Al-Solaylee opens Brown by questioning who exactly qualifies as brown. There is a large population of people who fall within the brown scale, so to speak, but hail from differing geographic, ethnic, national, and cultural backgrounds. There are also many different shades of brown, the lightest of which, he argues, enjoy a certain level of privilege. He goes on to discuss the cultural images that come to mind with the colour brown. Spoiler alert: unless you’re a modern-day hippy concerned with surrounding yourself with “earth tones” there are not a lot of good connotations that come to mind with the colour brown. In fact, brown is a hiding mechanism on many theatre stages, used to make the minor characters fade into the background. One can’t help but notice the utility of this function when applied to how we tend to treat the domestic and janitorial worker – preferring a shadow to a person.
“Brown people are everywhere and yet somehow remain invisible or nameless.”
A common theme in the book is the experience of the brown migrant and immigrant. The author travels to interview subjects from countries that specialize in emigration or immigration: Philippines, Hong Kong, Sri Lanka, and Qatar. He explores the interplay of shades of brown in this dynamic, as there tends to be a positive association between higher class and education with a lighter shade of brown skin.
In his other visits, Al-Solaylee considers the paradox of former colonist powers having to reconcile the fact that their former subjects are now their neighbours and friends, bosses and co-workers. There are 244 million people living outside their countries of birth (predicted to reach 590 million by 2050 by UN estimates). These people are either moving from undesirable or unbearable circumstances in their homeland or simply seeking better opportunities. Many would argue that much of these current homeland situations are the result of said previous colonial occupation. He explores these underlying currents in his visits to the United Kingdom, France, the United States and his home country of Canada.

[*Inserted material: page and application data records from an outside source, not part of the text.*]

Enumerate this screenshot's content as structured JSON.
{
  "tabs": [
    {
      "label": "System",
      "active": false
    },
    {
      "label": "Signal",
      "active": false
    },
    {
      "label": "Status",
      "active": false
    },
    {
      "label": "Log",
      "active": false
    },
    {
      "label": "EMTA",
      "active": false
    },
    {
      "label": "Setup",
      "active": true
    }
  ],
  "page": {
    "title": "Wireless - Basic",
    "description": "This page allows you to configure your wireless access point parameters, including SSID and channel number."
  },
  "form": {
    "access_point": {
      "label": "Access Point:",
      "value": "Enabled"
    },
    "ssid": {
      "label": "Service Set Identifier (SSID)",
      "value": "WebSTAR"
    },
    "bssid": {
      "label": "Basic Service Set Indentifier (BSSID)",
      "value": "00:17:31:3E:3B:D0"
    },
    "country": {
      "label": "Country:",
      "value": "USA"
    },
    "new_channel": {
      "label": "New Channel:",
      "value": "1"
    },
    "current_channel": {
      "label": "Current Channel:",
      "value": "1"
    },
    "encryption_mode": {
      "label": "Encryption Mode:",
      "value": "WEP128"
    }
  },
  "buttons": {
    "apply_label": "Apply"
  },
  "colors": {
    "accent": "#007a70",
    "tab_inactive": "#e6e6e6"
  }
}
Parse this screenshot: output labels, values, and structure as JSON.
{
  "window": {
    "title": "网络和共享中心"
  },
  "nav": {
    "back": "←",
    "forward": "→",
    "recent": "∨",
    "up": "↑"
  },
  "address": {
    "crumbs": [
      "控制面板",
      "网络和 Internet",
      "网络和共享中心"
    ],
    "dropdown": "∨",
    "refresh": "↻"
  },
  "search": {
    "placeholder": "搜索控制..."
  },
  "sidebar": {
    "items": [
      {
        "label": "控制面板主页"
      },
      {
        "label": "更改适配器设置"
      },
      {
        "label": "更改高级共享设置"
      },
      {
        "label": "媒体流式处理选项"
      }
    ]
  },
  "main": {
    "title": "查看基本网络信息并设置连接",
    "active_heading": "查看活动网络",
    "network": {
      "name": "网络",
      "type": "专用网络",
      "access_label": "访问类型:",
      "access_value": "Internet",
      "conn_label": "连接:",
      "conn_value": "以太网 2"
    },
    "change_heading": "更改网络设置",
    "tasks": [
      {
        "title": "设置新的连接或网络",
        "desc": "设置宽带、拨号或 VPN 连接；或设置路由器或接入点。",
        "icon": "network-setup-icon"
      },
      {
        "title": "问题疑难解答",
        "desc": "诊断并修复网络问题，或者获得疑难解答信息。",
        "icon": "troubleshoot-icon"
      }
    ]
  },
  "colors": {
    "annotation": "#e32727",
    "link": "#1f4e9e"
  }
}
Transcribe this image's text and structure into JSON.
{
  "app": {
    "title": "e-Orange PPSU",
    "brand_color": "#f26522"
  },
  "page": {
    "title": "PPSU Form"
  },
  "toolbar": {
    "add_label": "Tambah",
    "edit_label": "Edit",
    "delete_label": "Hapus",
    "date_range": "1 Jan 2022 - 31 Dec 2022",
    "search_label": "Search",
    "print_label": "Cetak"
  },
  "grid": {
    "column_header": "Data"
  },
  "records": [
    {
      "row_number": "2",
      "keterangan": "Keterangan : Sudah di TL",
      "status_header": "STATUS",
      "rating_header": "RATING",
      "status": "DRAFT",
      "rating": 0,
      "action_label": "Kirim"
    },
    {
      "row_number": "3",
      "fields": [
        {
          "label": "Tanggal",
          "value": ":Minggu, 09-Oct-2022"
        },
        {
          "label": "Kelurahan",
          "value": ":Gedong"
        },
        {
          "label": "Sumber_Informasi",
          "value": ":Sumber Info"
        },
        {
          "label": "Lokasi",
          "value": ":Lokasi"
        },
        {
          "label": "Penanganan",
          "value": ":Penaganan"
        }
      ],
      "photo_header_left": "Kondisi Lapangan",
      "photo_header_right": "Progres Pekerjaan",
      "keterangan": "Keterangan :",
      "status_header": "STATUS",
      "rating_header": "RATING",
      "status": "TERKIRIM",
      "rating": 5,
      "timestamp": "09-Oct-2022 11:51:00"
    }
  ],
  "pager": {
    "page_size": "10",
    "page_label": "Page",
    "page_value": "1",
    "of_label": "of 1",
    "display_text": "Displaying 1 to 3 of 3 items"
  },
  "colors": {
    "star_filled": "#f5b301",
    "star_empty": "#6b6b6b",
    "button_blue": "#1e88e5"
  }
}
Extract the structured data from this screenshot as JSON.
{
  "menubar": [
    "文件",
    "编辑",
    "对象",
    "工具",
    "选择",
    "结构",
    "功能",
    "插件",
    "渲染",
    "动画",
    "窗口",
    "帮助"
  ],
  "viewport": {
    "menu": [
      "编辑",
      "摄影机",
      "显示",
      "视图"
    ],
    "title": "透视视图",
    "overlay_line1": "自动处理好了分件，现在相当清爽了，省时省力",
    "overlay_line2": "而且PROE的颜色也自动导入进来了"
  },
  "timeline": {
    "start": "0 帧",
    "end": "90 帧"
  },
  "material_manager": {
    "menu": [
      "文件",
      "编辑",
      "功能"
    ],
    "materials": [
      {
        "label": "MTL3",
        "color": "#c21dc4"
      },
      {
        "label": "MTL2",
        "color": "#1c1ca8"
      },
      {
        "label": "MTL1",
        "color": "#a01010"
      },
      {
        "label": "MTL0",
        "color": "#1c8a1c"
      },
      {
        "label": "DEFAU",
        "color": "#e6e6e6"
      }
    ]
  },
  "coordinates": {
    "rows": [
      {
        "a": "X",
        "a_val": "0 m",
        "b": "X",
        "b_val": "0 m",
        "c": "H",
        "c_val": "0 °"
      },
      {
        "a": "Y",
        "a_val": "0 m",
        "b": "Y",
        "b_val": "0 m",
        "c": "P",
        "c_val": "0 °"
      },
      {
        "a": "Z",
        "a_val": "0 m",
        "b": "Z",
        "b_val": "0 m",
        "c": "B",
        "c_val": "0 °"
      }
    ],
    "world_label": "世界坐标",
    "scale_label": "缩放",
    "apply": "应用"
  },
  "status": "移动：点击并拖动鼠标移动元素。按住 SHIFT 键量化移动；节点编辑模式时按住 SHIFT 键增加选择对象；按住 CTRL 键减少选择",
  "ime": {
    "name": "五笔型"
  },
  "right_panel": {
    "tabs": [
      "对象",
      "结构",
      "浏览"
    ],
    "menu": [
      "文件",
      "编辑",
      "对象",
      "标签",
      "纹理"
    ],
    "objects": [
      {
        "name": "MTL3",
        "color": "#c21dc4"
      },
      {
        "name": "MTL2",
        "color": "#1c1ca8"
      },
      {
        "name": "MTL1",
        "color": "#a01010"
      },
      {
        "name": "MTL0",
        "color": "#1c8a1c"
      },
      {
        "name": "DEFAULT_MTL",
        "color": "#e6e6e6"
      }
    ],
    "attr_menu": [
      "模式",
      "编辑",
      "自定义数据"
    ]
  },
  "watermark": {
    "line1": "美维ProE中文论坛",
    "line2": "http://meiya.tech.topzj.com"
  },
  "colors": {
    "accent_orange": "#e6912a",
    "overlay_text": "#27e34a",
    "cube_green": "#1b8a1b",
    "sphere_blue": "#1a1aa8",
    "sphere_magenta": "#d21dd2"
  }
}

What makes the author’s work especially interesting is his personal history and experience juxtaposed with the experiences of the many individuals he interviews throughout the book. He recognizes and pays homage to various shades of brown across the globe – from Mexicans in the United States, to Filipinas/os working in the UAE, to North Africans living in Europe. There has been a huge population of “brown” that tends to get lost in the black and white starkness that dominates conversation in the US and Canada. These days, however, we’re seeing more attention focused on these brown “droves” who are “causing problems” in one way or the other. Whether its “illegal immigrants” taking jobs in the states, refugees flooding into European countries, or cheap domestic labour making a living in China, they are making headlines on a daily basis.
“To write about brownness is to write about whiteness. To experience brownness is to recognize blackness, as a colour and a political experience. To be brown is to know how many shades of brown a community can live with, and which ones are allowed to triumph (over the rest).”
As a bi-racial person, I’ve long been interested in personally- and socially-constructed racial identity. I picked up this book because of the simple and bold title choice: BROWN. I’ve lived the brown experience and I was looking to learn more about myself. I suppose I should have anticipated it, but Al-Solaylee takes the reader far beyond her experiences and introduces her to people whose experiences could have been hers under different circumstances. He skillfully paints a picture of commonality without smudging away the individuality.
Kamal Al-Solaylee is a Canadian of Yemeni background who grew up in Cairo, moved to the United Kingdom for university and later settled in Canada. He is an associate professor at the School of Journalism at Ryerson University in Toronto and holds a PhD in English from the University of Nottingham.
Check out the previous installment: Flow: The Psychology of Optimal Experience by Mihály Csíkszentmihályi